When thinking about highly intelligent life, a smart thing to look into would be Techno Signatures. Techno signatures are signs or signals that would let us deduce the presence of more technological life in the universe if we were able to observe them.8 We would likely have to actively be on the lookout for these signals because otherwise we could completely miss them like we did once in the past. In July of 2001, the entire Solar System experienced a burst of radio energy that lasted less than 5 milliseconds. If it weren’t for astronomer Duncan Lormier with the help of his students six years after the anomaly in November of 2007, the event likely would not have been discovered. [9: Mackintosh, Graham. “AI and the Detection of Extraterrestrial Life.” American Scientist Oct. 2018: 311. Print.]
In terms of looking for actual alien lifeforms, there is not much information to go off of besides ourselves, and how the media portrays them. Often when people think of aliens, they think of beings that look reasonably similar to humans. With the exception of movies such as The Blob (1958) or 2001: A Space Odyssey (1968), most films have extraterrestrial life similar to humans. Regardless of their physical appearance, there is a possibility that aliens are made up of completely different elements than humans.7 We may have come across this strong sign of life and never even realized it. [10: Dunbar, Brian. “Search for Life in the Universe I :: Astrobiology Magazine :: Search for Life in the Universe.” NASA, NASA, 7 Apr. 2015, www.nasa.gov/vision/universe/starsgalaxies/search_life_I.html.]

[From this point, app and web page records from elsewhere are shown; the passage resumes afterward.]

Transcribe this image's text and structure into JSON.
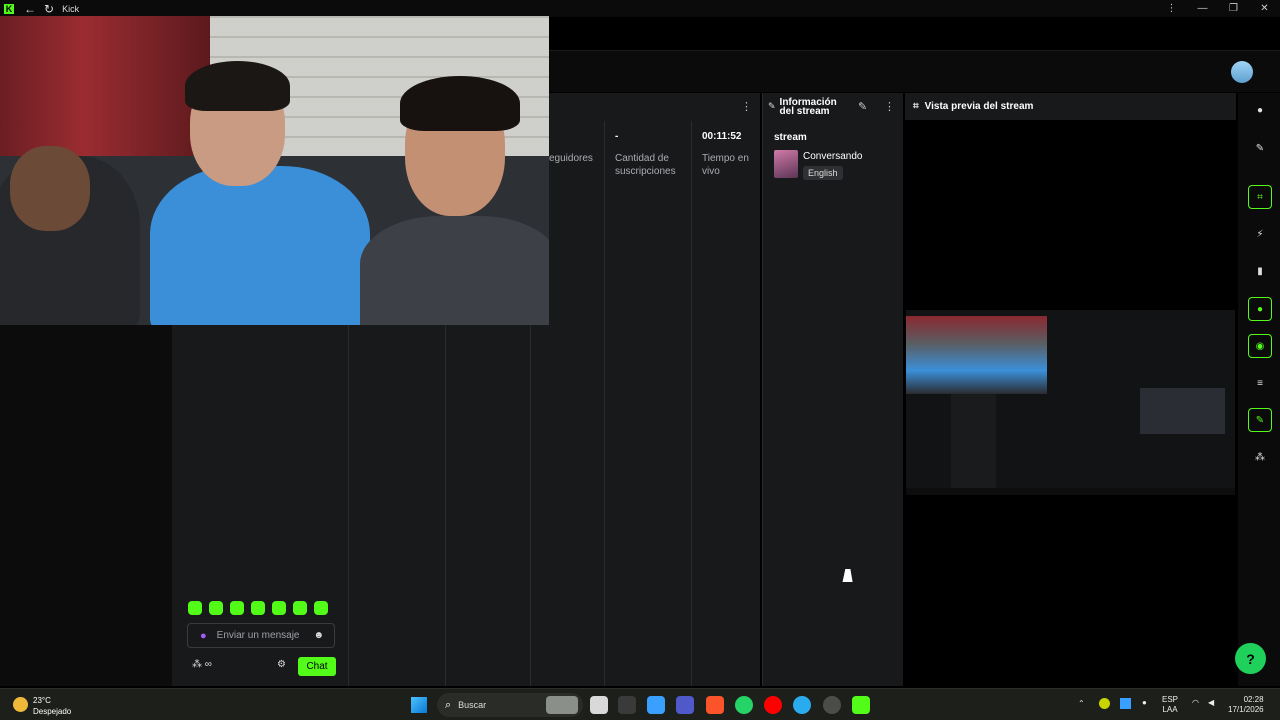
{
  "window": {
    "title": "Kick",
    "back": "←",
    "reload": "↻",
    "menu": "⋮",
    "minimize": "—",
    "restore": "❐",
    "close": "✕"
  },
  "stats": {
    "followers_label": "eguidores",
    "subs_value": "-",
    "subs_label": "Cantidad de suscripciones",
    "uptime_value": "00:11:52",
    "uptime_label": "Tiempo en vivo"
  },
  "info_panel": {
    "title": "Información del stream",
    "section": "stream",
    "category": "Conversando",
    "language_tag": "English"
  },
  "preview_panel": {
    "title": "Vista previa del stream"
  },
  "chat": {
    "placeholder": "Enviar un mensaje",
    "send_label": "Chat",
    "tools_label": "⁂ ∞",
    "emote_count": 7
  },
  "taskbar": {
    "temperature": "23°C",
    "weather": "Despejado",
    "search_label": "Buscar",
    "language": "ESP",
    "region": "LAA",
    "time": "02:28",
    "date": "17/1/2026"
  },
  "colors": {
    "accent": "#53fc18",
    "panel": "#18191b",
    "help": "#1fd05b"
  },
  "icons": [
    "info-icon",
    "pencil-icon",
    "expand-icon",
    "bolt-icon",
    "document-icon",
    "chat-icon",
    "broadcast-icon",
    "layers-icon",
    "wrench-icon",
    "share-icon"
  ]
}
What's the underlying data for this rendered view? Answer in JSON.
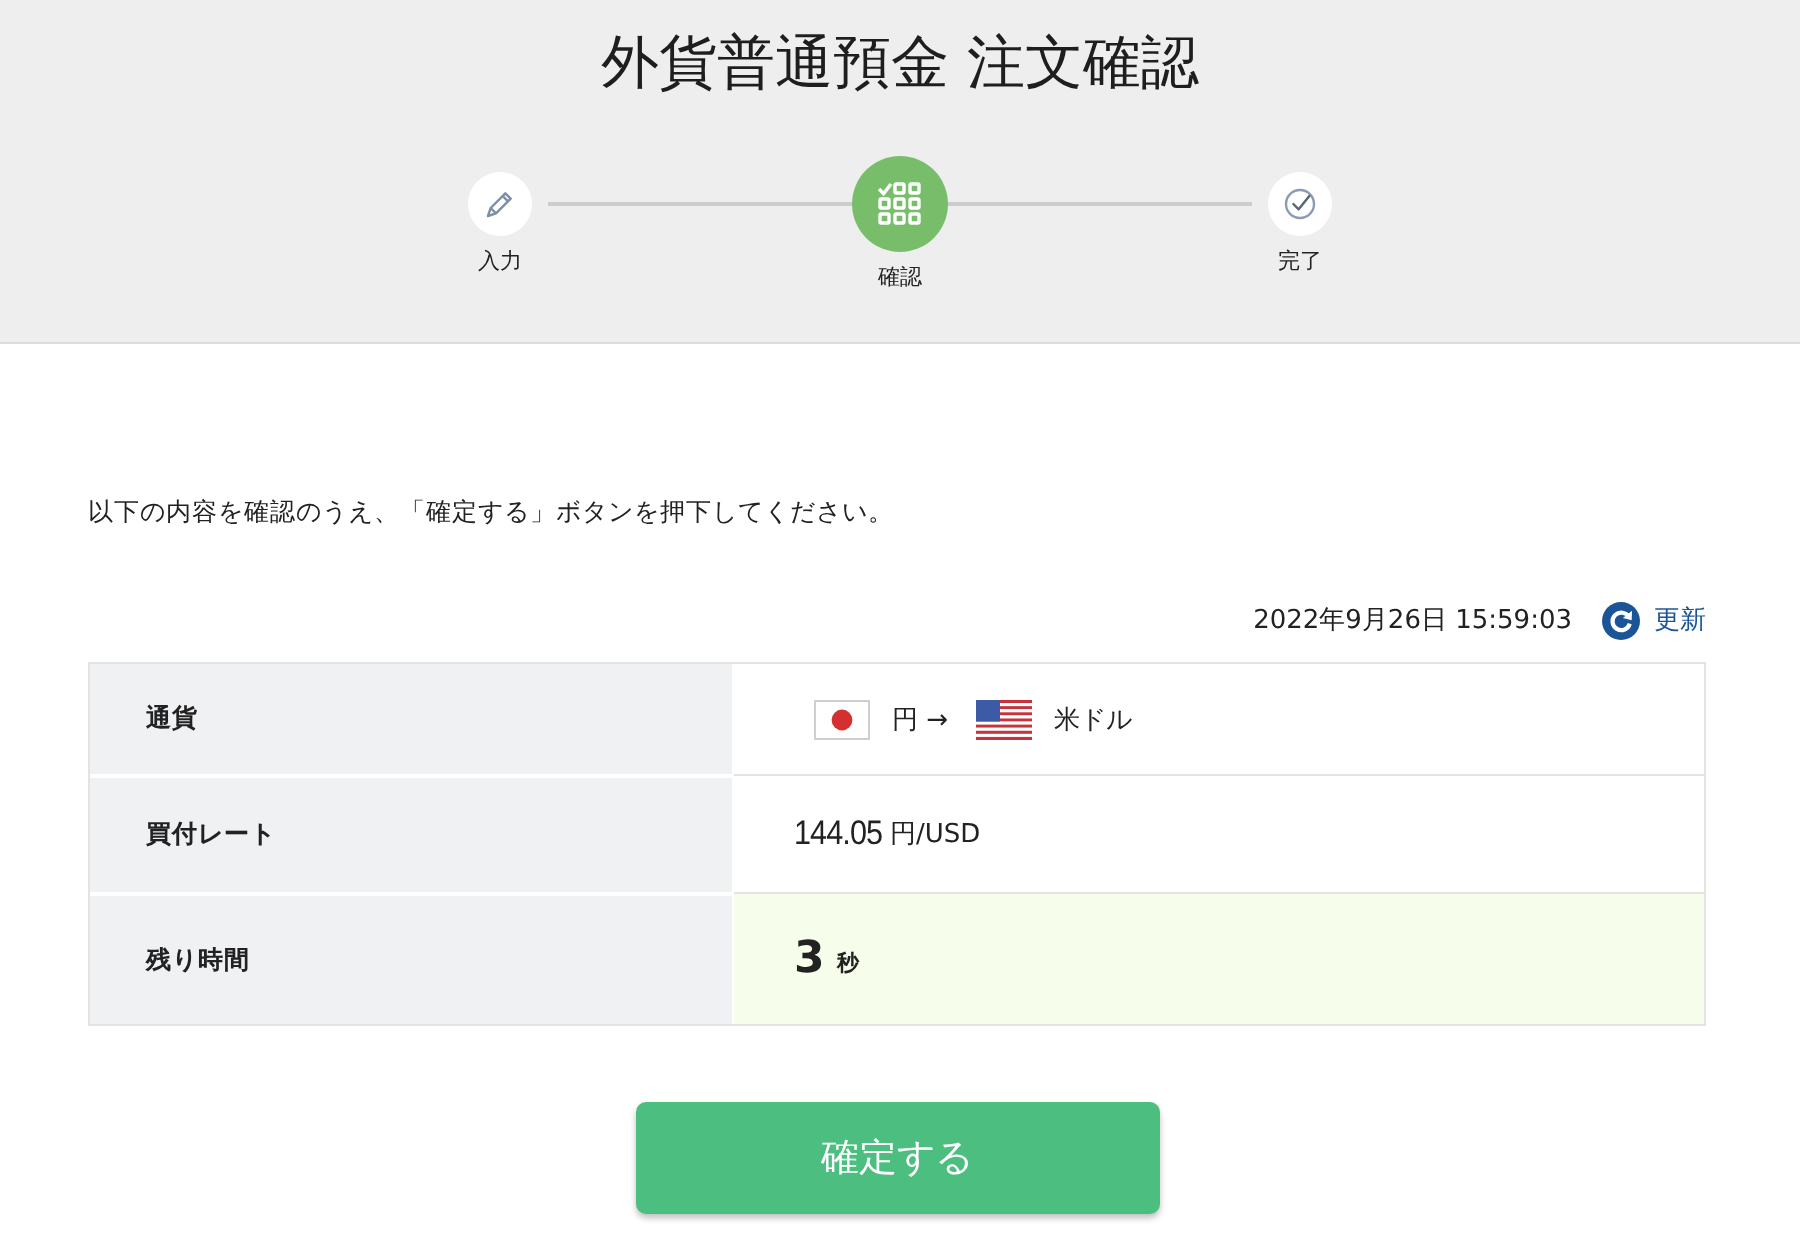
{
  "page": {
    "title": "外貨普通預金 注文確認"
  },
  "steps": [
    {
      "label": "入力",
      "kind": "edit",
      "selected": false
    },
    {
      "label": "確認",
      "kind": "confirm",
      "selected": true
    },
    {
      "label": "完了",
      "kind": "done",
      "selected": false
    }
  ],
  "instruction": "以下の内容を確認のうえ、「確定する」ボタンを押下してください。",
  "timestamp": "2022年9月26日 15:59:03",
  "refresh_link": "更新",
  "table": {
    "rows": [
      {
        "kind": "currency",
        "label": "通貨",
        "from": "円 →",
        "to": "米ドル"
      },
      {
        "kind": "rate",
        "label": "買付レート",
        "value": "144.05",
        "unit": "円/USD"
      },
      {
        "kind": "countdown",
        "label": "残り時間",
        "value": "3",
        "unit": "秒"
      }
    ]
  },
  "confirm_button": "確定する"
}
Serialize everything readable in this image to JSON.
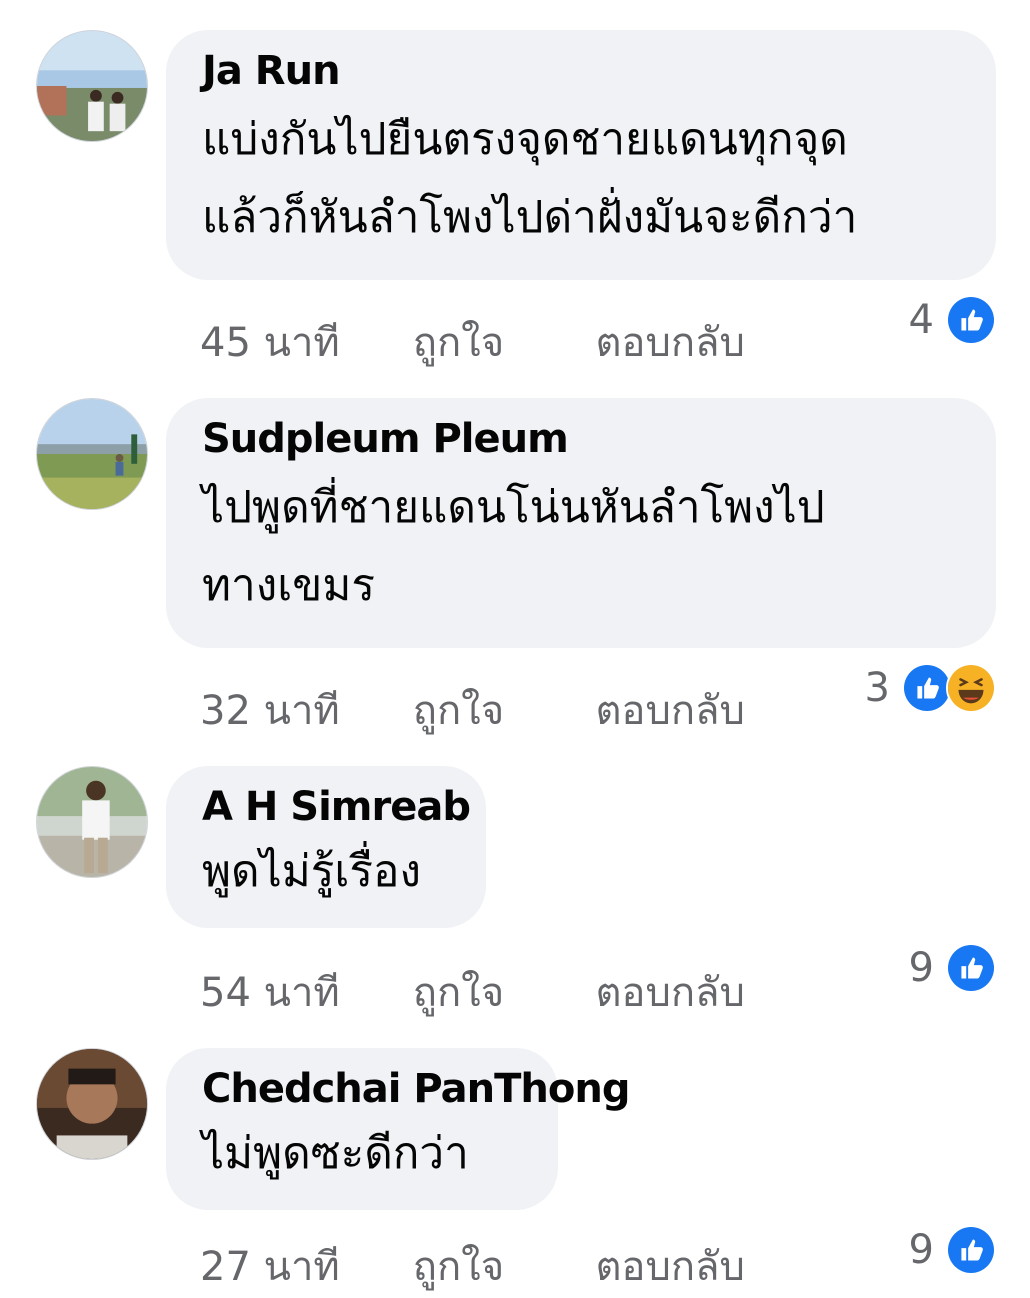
{
  "actions": {
    "like_label": "ถูกใจ",
    "reply_label": "ตอบกลับ"
  },
  "colors": {
    "bubble": "#f0f2f5",
    "muted_text": "#65676b",
    "like_blue": "#1877f2",
    "haha_yellow": "#f7b125"
  },
  "comments": [
    {
      "author": "Ja Run",
      "text_line1": "แบ่งกันไปยืนตรงจุดชายแดนทุกจุด",
      "text_line2": "แล้วก็หันลำโพงไปด่าฝั่งมันจะดีกว่า",
      "time": "45 นาที",
      "reaction_count": "4",
      "reaction_icons": [
        "like-icon"
      ]
    },
    {
      "author": "Sudpleum Pleum",
      "text_line1": "ไปพูดที่ชายแดนโน่นหันลำโพงไป",
      "text_line2": "ทางเขมร",
      "time": "32 นาที",
      "reaction_count": "3",
      "reaction_icons": [
        "like-icon",
        "haha-icon"
      ]
    },
    {
      "author": "A H Simreab",
      "text_line1": "พูดไม่รู้เรื่อง",
      "time": "54 นาที",
      "reaction_count": "9",
      "reaction_icons": [
        "like-icon"
      ]
    },
    {
      "author": "Chedchai PanThong",
      "text_line1": "ไม่พูดซะดีกว่า",
      "time": "27 นาที",
      "reaction_count": "9",
      "reaction_icons": [
        "like-icon"
      ]
    }
  ]
}
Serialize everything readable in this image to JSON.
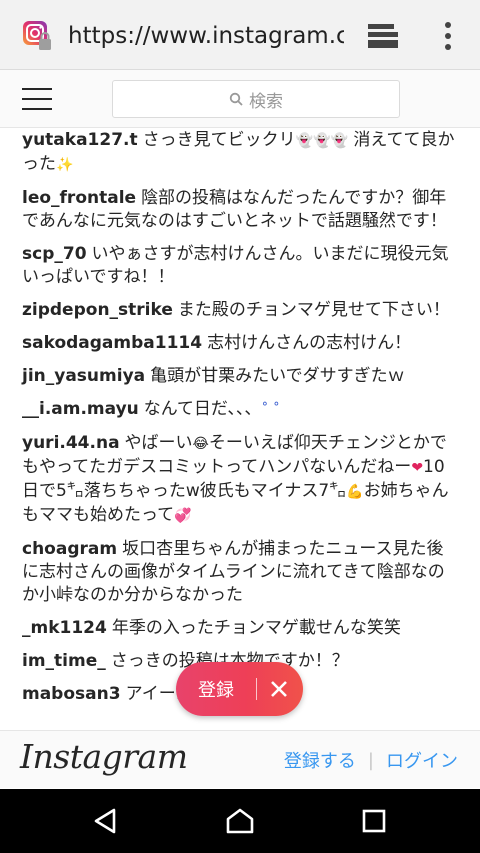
{
  "browser": {
    "url": "https://www.instagram.com",
    "site_icon": "instagram-lock-icon",
    "tabs_icon": "tabs-icon",
    "menu_icon": "menu-dots-icon"
  },
  "header": {
    "menu_icon": "hamburger-icon",
    "search_placeholder": "検索"
  },
  "comments": [
    {
      "user": "yutaka127.t",
      "text": "さっき見てビックリ",
      "emoji": "👻👻👻",
      "text2": " 消えてて良かった",
      "emoji2": "✨"
    },
    {
      "user": "leo_frontale",
      "text": "陰部の投稿はなんだったんですか？御年であんなに元気なのはすごいとネットで話題騒然です！",
      "emoji": "",
      "text2": "",
      "emoji2": ""
    },
    {
      "user": "scp_70",
      "text": "いやぁさすが志村けんさん。いまだに現役元気いっぱいですね！！",
      "emoji": "",
      "text2": "",
      "emoji2": ""
    },
    {
      "user": "zipdepon_strike",
      "text": "また殿のチョンマゲ見せて下さい！",
      "emoji": "",
      "text2": "",
      "emoji2": ""
    },
    {
      "user": "sakodagamba1114",
      "text": "志村けんさんの志村けん！",
      "emoji": "",
      "text2": "",
      "emoji2": ""
    },
    {
      "user": "jin_yasumiya",
      "text": "亀頭が甘栗みたいでダサすぎたｗ",
      "emoji": "",
      "text2": "",
      "emoji2": ""
    },
    {
      "user": "__i.am.mayu",
      "text": "なんて日だ、、、",
      "emoji": "˚ ˚",
      "text2": "",
      "emoji2": ""
    },
    {
      "user": "yuri.44.na",
      "text": "やばーい",
      "emoji": "😂",
      "text2": "そーいえば仰天チェンジとかでもやってたガデスコミットってハンパないんだねー",
      "emoji2": "❤",
      "text3": "10日で5㌔落ちちゃったw彼氏もマイナス7㌔",
      "emoji3": "💪",
      "text4": "お姉ちゃんもママも始めたって",
      "emoji4": "💞"
    },
    {
      "user": "choagram",
      "text": "坂口杏里ちゃんが捕まったニュース見た後に志村さんの画像がタイムラインに流れてきて陰部なのか小峠なのか分からなかった",
      "emoji": "",
      "text2": "",
      "emoji2": ""
    },
    {
      "user": "_mk1124",
      "text": "年季の入ったチョンマゲ載せんな笑笑",
      "emoji": "",
      "text2": "",
      "emoji2": ""
    },
    {
      "user": "im_time_",
      "text": "さっきの投稿は本物ですか！？",
      "emoji": "",
      "text2": "",
      "emoji2": ""
    },
    {
      "user": "mabosan3",
      "text": "アイーンしてたな",
      "emoji": "",
      "text2": "",
      "emoji2": ""
    }
  ],
  "floating_button": {
    "label": "登録",
    "close_icon": "close-icon"
  },
  "footer": {
    "logo": "Instagram",
    "register_link": "登録する",
    "separator": "|",
    "login_link": "ログイン"
  },
  "navbar": {
    "back_icon": "back-triangle-icon",
    "home_icon": "home-icon",
    "recents_icon": "recents-square-icon"
  },
  "colors": {
    "link": "#3897f0",
    "pill_start": "#e8436b",
    "pill_end": "#f0524a"
  }
}
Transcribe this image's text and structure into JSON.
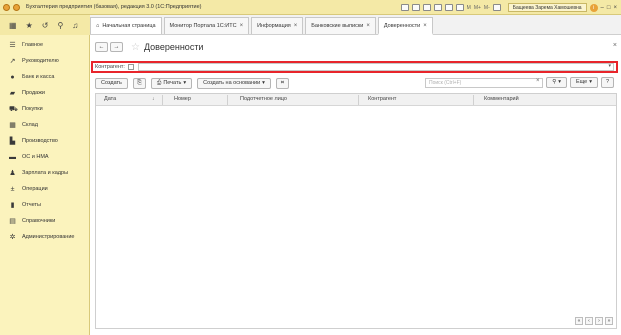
{
  "window": {
    "title": "Бухгалтерия предприятия (базовая), редакция 3.0  (1С:Предприятие)",
    "user": "Бащеева Зарема Хамошевна",
    "toolbar_counters": [
      "M",
      "M+",
      "M-"
    ]
  },
  "tabs": [
    {
      "label": "Начальная страница",
      "closable": false
    },
    {
      "label": "Монитор Портала 1С:ИТС",
      "closable": true
    },
    {
      "label": "Информация",
      "closable": true
    },
    {
      "label": "Банковские выписки",
      "closable": true
    },
    {
      "label": "Доверенности",
      "closable": true,
      "active": true
    }
  ],
  "sidebar": {
    "items": [
      {
        "label": "Главное",
        "icon": "menu-lines-icon"
      },
      {
        "label": "Руководителю",
        "icon": "trend-icon"
      },
      {
        "label": "Банк и касса",
        "icon": "coin-icon"
      },
      {
        "label": "Продажи",
        "icon": "bag-icon"
      },
      {
        "label": "Покупки",
        "icon": "cart-icon"
      },
      {
        "label": "Склад",
        "icon": "warehouse-icon"
      },
      {
        "label": "Производство",
        "icon": "factory-icon"
      },
      {
        "label": "ОС и НМА",
        "icon": "truck-icon"
      },
      {
        "label": "Зарплата и кадры",
        "icon": "people-icon"
      },
      {
        "label": "Операции",
        "icon": "operations-icon"
      },
      {
        "label": "Отчеты",
        "icon": "bar-chart-icon"
      },
      {
        "label": "Справочники",
        "icon": "book-icon"
      },
      {
        "label": "Администрирование",
        "icon": "gear-icon"
      }
    ]
  },
  "form": {
    "title": "Доверенности",
    "filter_label": "Контрагент:",
    "buttons": {
      "create": "Создать",
      "print": "Печать",
      "create_based_on": "Создать на основании",
      "more": "Еще",
      "help": "?"
    },
    "search_placeholder": "Поиск (Ctrl+F)",
    "columns": [
      "Дата",
      "Номер",
      "Подотчетное лицо",
      "Контрагент",
      "Комментарий"
    ]
  },
  "colors": {
    "sidebar_bg": "#fbf3bd",
    "titlebar_bg": "#f4e9a6",
    "highlight": "#e8252b"
  }
}
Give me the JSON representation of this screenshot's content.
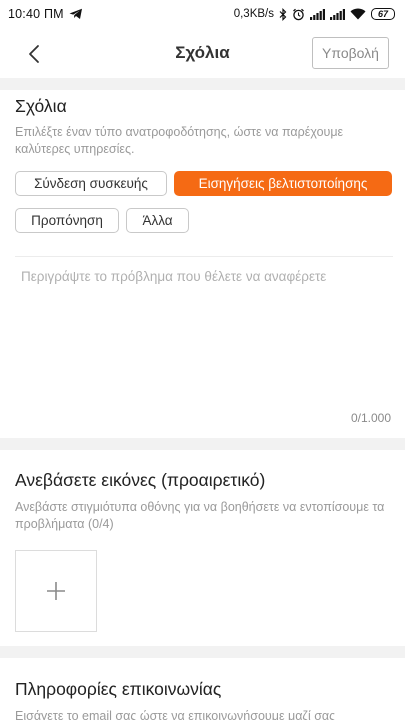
{
  "status_bar": {
    "time": "10:40 ΠΜ",
    "network_speed": "0,3KB/s",
    "battery_level": "67",
    "icons": [
      "telegram-icon",
      "bluetooth-icon",
      "alarm-icon",
      "signal-icon",
      "signal-icon",
      "wifi-icon",
      "battery-icon"
    ]
  },
  "header": {
    "title": "Σχόλια",
    "submit_label": "Υποβολή"
  },
  "feedback": {
    "title": "Σχόλια",
    "description": "Επιλέξτε έναν τύπο ανατροφοδότησης, ώστε να παρέχουμε καλύτερες υπηρεσίες.",
    "types": [
      {
        "label": "Σύνδεση συσκευής",
        "selected": false
      },
      {
        "label": "Εισηγήσεις βελτιστοποίησης",
        "selected": true
      },
      {
        "label": "Προπόνηση",
        "selected": false
      },
      {
        "label": "Άλλα",
        "selected": false
      }
    ],
    "textarea_placeholder": "Περιγράψτε το πρόβλημα που θέλετε να αναφέρετε",
    "char_counter": "0/1.000"
  },
  "images": {
    "title": "Ανεβάσετε εικόνες (προαιρετικό)",
    "description": "Ανεβάστε στιγμιότυπα οθόνης για να βοηθήσετε να εντοπίσουμε τα προβλήματα (0/4)"
  },
  "contact": {
    "title": "Πληροφορίες επικοινωνίας",
    "description": "Εισάγετε το email σας ώστε να επικοινωνήσουμε μαζί σας"
  },
  "colors": {
    "accent": "#f56a14",
    "background_band": "#f2f2f2",
    "muted_text": "#9a9a9a"
  }
}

It would be pretty safe to say that Earth is not the only planet that holds life in the universe. Considering how many planets there are, and the technology that is available to us, it is only a matter of time before we get solid evidence of extraterrestrial life. Using the knowledge of the Goldilocks Zone will help scratch a large number of planets off of the list. Chances are if the planet has water in its liquid state, then the planet is in the zone. After that, the next step would be to find the elements that are present on each planet and compare them to our own. Finally looking for Techno Signatures will likely narrow the search down from there. There is no telling how long it will take, but if all of these methods of searching pan out the way we hope, there is a very high chance that we will find alien life if it does actually exist.